Simon Glass


Isaiah 24:1-12, 2015

In the suite “Isaiah 24:1-12”, twelve 22” x 44” giclee print collages each show one of its twelve verses composed with contemporary Hebrew typographies. Each verse is superimposed upon an Israeli/Palestinian desert landscape and a diagram showing part of the Hubble telescope. The collages are accompanied by an annotated translation into English.

Translation of the Hebrew biblical verb into English often generates uncertainty. Past, present and future tenses are frequently conflated in these verbs, and aspect – whether an action is completed or ongoing – often remains even more in question. In his biblical prophecies Isaiah censured his compatriots for their greed, corruption, intemperance, and transgressions of the law and warned of an impending doom. We may look back at the devastation foretold by the prophet Isaiah in extorting compliance from the people, and ask whether or not it endures today.

Much of Israel/Palestine is covered by desert. As in any landscape, the horizon represents not only the end of what we can see, but also the beginning of what we cannot see. Every political reality evolves unceasingly on both sides of the horizon, both knowable and unknowable.

The Hubble telescope, in orbit above the earth, captures images of stars and galaxies at extreme distances. The light of these distant stars and galaxies may have traveled for millenia or eons. By the time we are able to see them, they may already be extinguished.

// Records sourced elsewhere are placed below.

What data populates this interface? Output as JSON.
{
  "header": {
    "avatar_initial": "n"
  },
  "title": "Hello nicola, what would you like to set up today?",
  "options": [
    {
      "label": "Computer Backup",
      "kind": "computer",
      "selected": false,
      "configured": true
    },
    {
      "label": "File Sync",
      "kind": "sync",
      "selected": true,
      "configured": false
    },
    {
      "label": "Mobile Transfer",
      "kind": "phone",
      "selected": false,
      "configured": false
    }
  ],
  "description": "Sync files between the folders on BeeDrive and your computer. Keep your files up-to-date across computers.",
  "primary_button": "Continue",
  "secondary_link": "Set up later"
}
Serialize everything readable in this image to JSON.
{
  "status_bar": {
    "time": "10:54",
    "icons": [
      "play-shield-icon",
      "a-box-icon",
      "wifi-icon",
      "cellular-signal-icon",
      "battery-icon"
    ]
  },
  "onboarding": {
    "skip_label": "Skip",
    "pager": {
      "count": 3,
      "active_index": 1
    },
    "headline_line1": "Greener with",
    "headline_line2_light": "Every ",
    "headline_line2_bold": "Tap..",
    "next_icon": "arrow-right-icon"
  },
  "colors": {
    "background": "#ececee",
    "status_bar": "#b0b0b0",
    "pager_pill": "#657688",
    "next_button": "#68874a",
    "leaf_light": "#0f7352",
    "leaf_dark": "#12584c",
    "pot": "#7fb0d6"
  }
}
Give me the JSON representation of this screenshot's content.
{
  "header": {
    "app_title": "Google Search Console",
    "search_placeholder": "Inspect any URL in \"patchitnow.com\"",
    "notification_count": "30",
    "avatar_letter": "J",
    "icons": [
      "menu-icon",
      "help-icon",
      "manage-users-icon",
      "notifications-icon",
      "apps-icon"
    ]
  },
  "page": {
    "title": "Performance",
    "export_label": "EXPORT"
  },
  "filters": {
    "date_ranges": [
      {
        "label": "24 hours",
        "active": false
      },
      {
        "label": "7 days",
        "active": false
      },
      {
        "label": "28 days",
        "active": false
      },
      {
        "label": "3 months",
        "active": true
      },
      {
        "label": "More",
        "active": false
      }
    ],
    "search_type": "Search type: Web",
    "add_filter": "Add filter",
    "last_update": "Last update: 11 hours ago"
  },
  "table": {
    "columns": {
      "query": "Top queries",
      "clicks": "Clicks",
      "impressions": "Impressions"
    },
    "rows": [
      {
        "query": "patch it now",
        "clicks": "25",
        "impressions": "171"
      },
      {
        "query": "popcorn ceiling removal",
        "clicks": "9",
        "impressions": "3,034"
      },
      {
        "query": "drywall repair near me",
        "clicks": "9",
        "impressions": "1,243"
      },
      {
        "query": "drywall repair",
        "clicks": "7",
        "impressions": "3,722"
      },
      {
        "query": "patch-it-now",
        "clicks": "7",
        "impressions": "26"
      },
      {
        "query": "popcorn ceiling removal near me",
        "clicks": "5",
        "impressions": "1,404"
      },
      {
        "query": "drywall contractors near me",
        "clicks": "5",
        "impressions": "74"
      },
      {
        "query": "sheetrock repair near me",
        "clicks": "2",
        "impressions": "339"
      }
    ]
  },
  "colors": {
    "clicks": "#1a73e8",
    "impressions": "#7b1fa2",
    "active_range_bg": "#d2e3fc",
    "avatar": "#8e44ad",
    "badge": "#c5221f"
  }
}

The unknowability of history is echoed in the unknowabilities of the present and the future.